Travelling With Your Dog On Public Transport.


Lots of dog owners are familiar with taking their dog on holiday, or for day trips in the family car. However, perhaps not so many people consider the idea of travelling with their dog on public transport. Many people may wonder if dogs are allowed to accompany their owners on public transport. Read or Holidays4Dogs article to find out more.


This seems to be at the discretion of your local bus operator, so it is best to phone ahead before setting off to catch the bus. Support dogs will be allowed to travel free of charge and they are always allowed on buses. Where dogs are allowed on buses, they must be kept on the lead and not allowed to ride on a seat. There may be a small charge for taking your dog on the bus.


National Rail allow pets free of charge, (maximum of two per passenger) as long they are on a lead, or contained in a suitable carrier. They must not pose a nuisance to other passengers on the train. Dogs are also allowed on sleeper trains, but must dogs must have a ticket booked 48 hours in advance of your journey. There may also be an additional cleaning charge.

London underground.

Dogs are allowed on tube trains, but they must be carried on escalators. Therefore, this is very dependent on the size of dog and the route you intend to take. Support dogs can use escalators, but owners must provide a pass to show that the dog has been trained to use them.


There are many private taxi firms that only allow dogs in their cars, at the driver’s discretion. Many companies, however, do not allow dogs in their cars for reasons of health and cleanliness. However, all taxi firms must, by law, allow assistance dogs under the Equality Act 2006. The only exception is where the taxi driver has an exemption certificate. This may be in cases where the taxi driver themselves have been medically diagnosed as asthmatic, for example.

Boats and ferries.

If you are taking your dog abroad on a ferry he must be part of the pet passport scheme. Dogs must stay in the car for the duration of the crossing, unless you have prepaid for on-board kennel accommodation.

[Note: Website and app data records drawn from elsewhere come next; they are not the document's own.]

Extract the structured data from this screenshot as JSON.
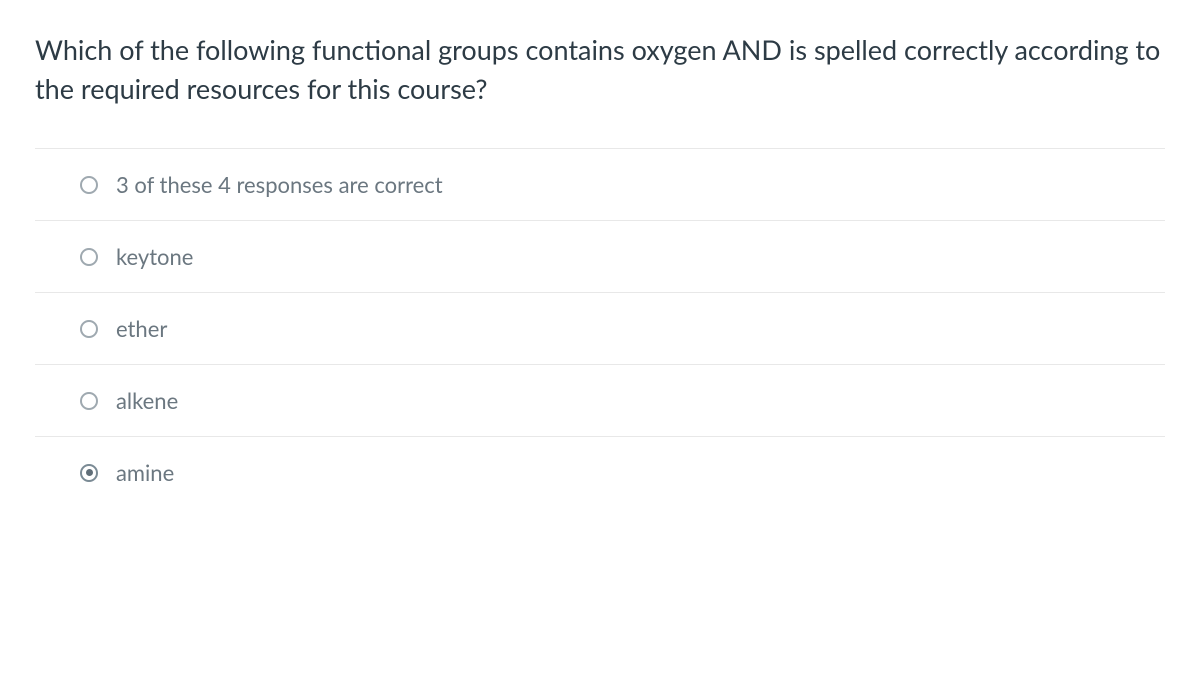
{
  "question": {
    "text": "Which of the following functional groups contains oxygen AND is spelled correctly according to the required resources for this course?"
  },
  "answers": [
    {
      "label": "3 of these 4 responses are correct",
      "selected": false
    },
    {
      "label": "keytone",
      "selected": false
    },
    {
      "label": "ether",
      "selected": false
    },
    {
      "label": "alkene",
      "selected": false
    },
    {
      "label": "amine",
      "selected": true
    }
  ]
}
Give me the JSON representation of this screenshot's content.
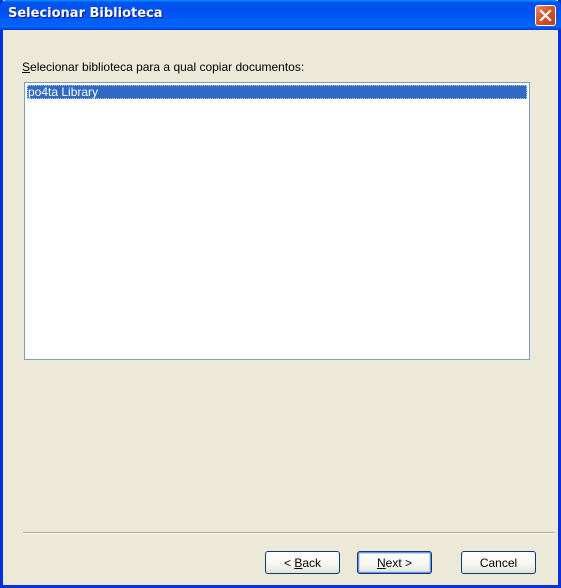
{
  "window": {
    "title": "Selecionar Biblioteca",
    "close_icon": "close-icon"
  },
  "prompt": {
    "accel_char": "S",
    "rest": "elecionar biblioteca para a qual copiar documentos:"
  },
  "libraries": {
    "items": [
      {
        "label": "po4ta Library",
        "selected": true
      }
    ]
  },
  "buttons": {
    "back": {
      "prefix": "< ",
      "accel": "B",
      "rest": "ack"
    },
    "next": {
      "accel": "N",
      "rest": "ext",
      "suffix": " >"
    },
    "cancel": {
      "label": "Cancel"
    }
  },
  "colors": {
    "title_bar": "#0053ee",
    "close_button": "#d8532d",
    "selection": "#316ac5",
    "dialog_face": "#ece9d8",
    "frame": "#0831d9"
  }
}
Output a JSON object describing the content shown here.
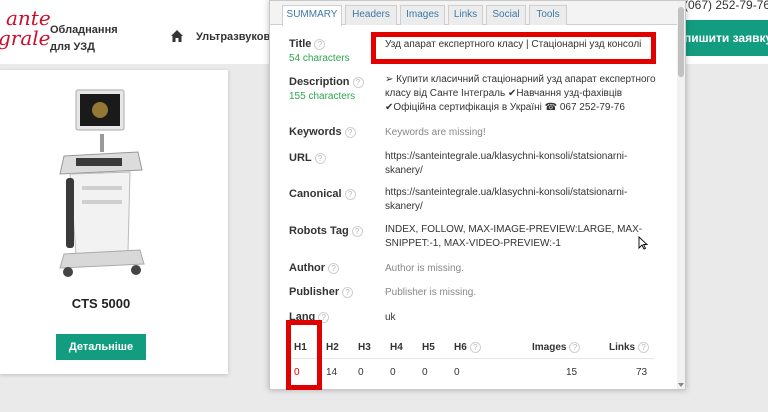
{
  "site": {
    "logo_line1": "ante",
    "logo_line2": "grale",
    "brand_line1": "Обладнання",
    "brand_line2": "для УЗД",
    "nav_item": "Ультразвуков",
    "phone": "(067) 252-79-76",
    "cta_label": "пишити заявку",
    "accent_color": "#139d80",
    "logo_color": "#c8102e"
  },
  "product": {
    "name": "CTS 5000",
    "details_label": "Детальніше"
  },
  "seo_panel": {
    "tabs": [
      {
        "label": "SUMMARY",
        "active": true
      },
      {
        "label": "Headers",
        "active": false
      },
      {
        "label": "Images",
        "active": false
      },
      {
        "label": "Links",
        "active": false
      },
      {
        "label": "Social",
        "active": false
      },
      {
        "label": "Tools",
        "active": false
      }
    ],
    "rows": {
      "title": {
        "label": "Title",
        "sub": "54 characters",
        "value": "Узд апарат експертного класу | Стаціонарні узд консолі"
      },
      "description": {
        "label": "Description",
        "sub": "155 characters",
        "value_line1": "➢ Купити класичний стаціонарний узд апарат експертного",
        "value_line2": "класу від Санте Інтеграль ✔Навчання узд-фахівців",
        "value_line3": "✔Офіційна сертифікація в Україні ☎ 067 252-79-76"
      },
      "keywords": {
        "label": "Keywords",
        "value": "Keywords are missing!"
      },
      "url": {
        "label": "URL",
        "value_line1": "https://santeintegrale.ua/klasychni-konsoli/statsionarni-",
        "value_line2": "skanery/"
      },
      "canonical": {
        "label": "Canonical",
        "value_line1": "https://santeintegrale.ua/klasychni-konsoli/statsionarni-",
        "value_line2": "skanery/"
      },
      "robots": {
        "label": "Robots Tag",
        "value_line1": "INDEX, FOLLOW, MAX-IMAGE-PREVIEW:LARGE, MAX-",
        "value_line2": "SNIPPET:-1, MAX-VIDEO-PREVIEW:-1"
      },
      "author": {
        "label": "Author",
        "value": "Author is missing."
      },
      "publisher": {
        "label": "Publisher",
        "value": "Publisher is missing."
      },
      "lang": {
        "label": "Lang",
        "value": "uk"
      }
    },
    "headings": {
      "columns": [
        "H1",
        "H2",
        "H3",
        "H4",
        "H5",
        "H6",
        "Images",
        "Links"
      ],
      "values": [
        "0",
        "14",
        "0",
        "0",
        "0",
        "0",
        "15",
        "73"
      ]
    },
    "help_icon": "?",
    "highlight_color": "#e00000",
    "ok_color": "#2ea44f"
  }
}
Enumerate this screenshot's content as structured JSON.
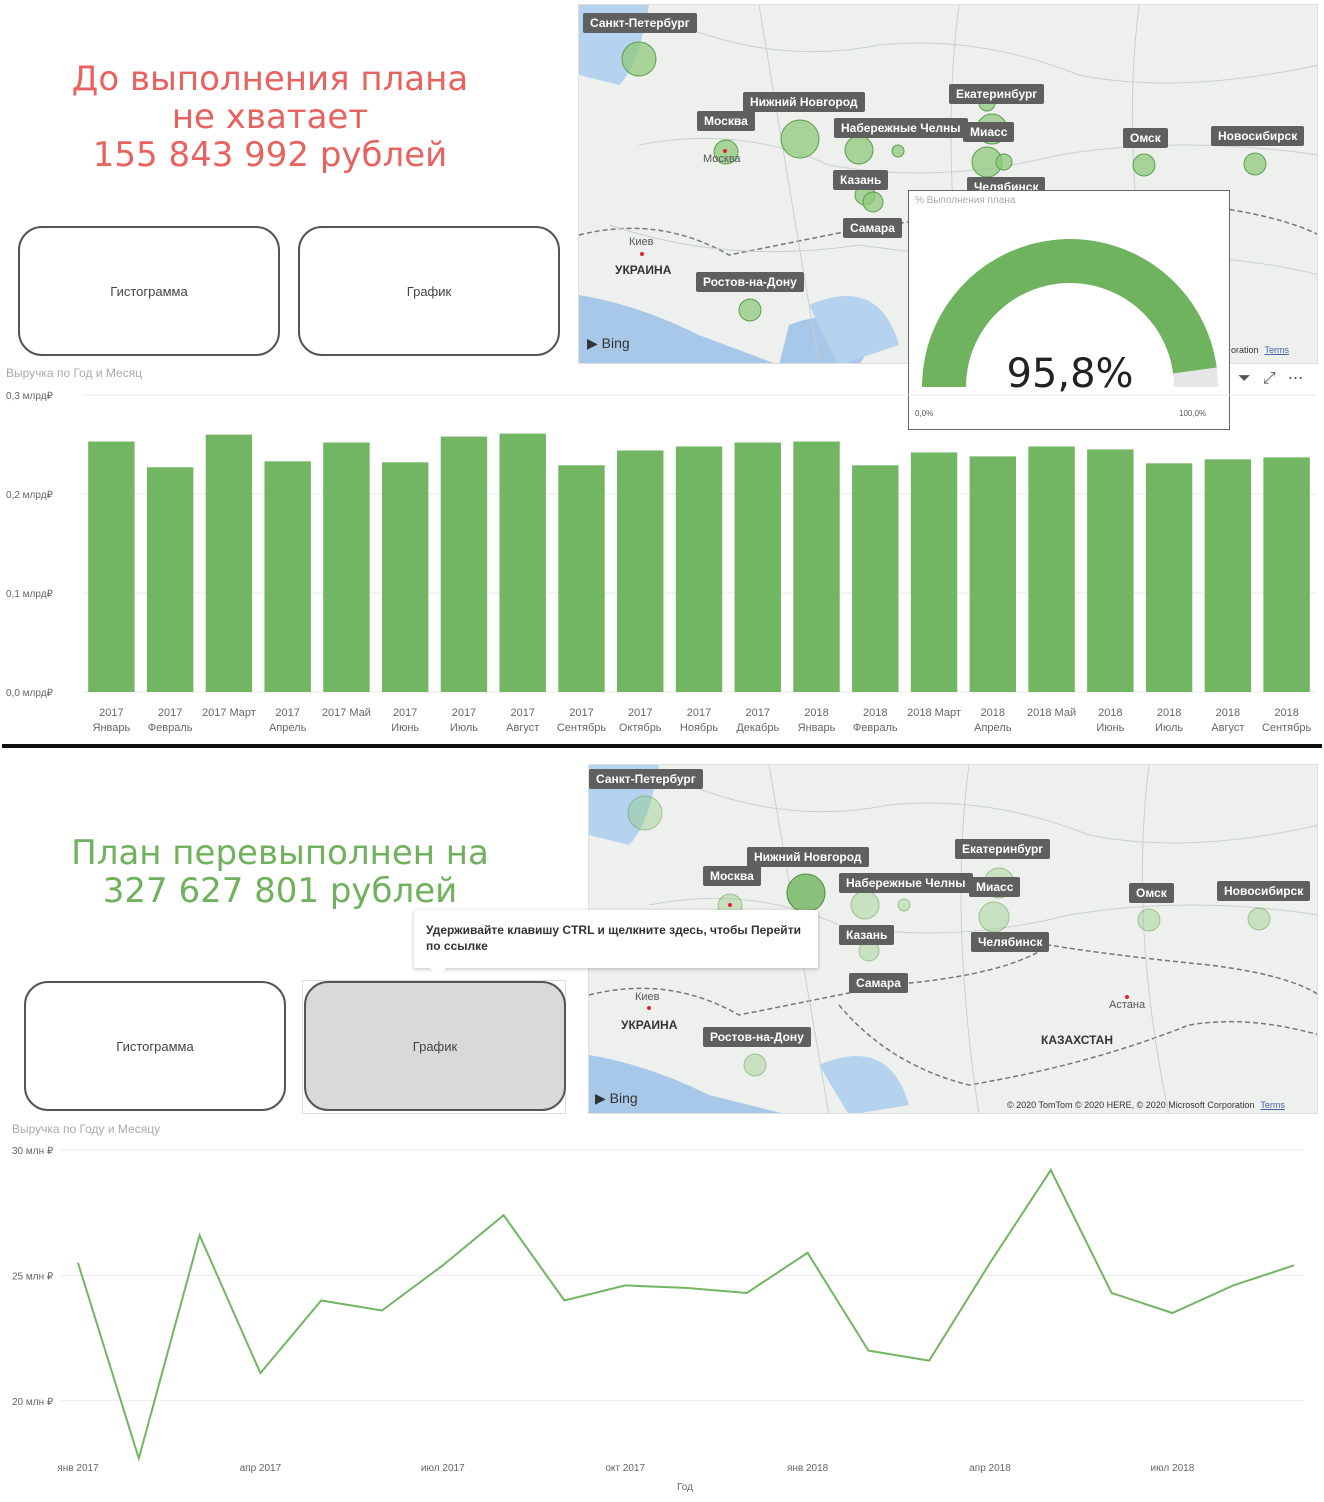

You should always check with the operator before travelling to make sure you understand the rules of being on board with your dog, as well as the fees involved.

Not quite public transport, but pleasure boat operators will have their own rules about dogs on board. However, we have found that in-land river and canal way cruises, as well as sea cruises around the coast of Britain, are often amenable to carrying dogs. Always check with individual companies beforehand.


Travelling with your dog on public transport can be quite an adventure. However, it could also end up being a bit of a headache. Some dogs, for instance, do not enjoy travelling on buses, or trains and may find the whole experience too stressful. It is possible to get your dog used to travelling on public transport from an early age. Like all training, make sure you start with short trips and always try to make sure the experience is positive.

It is essential you keep your dog calm, under control and out of the way while on public transport, so he needs to learn to sit quietly by your feet. This can often mean he will need to squeeze into a tight space – especially if the bus, or train, is very busy.

Once your dog is happy with this form of travel, the sky is the limit and both you and your dog can enjoy happy adventures travelling to different places together.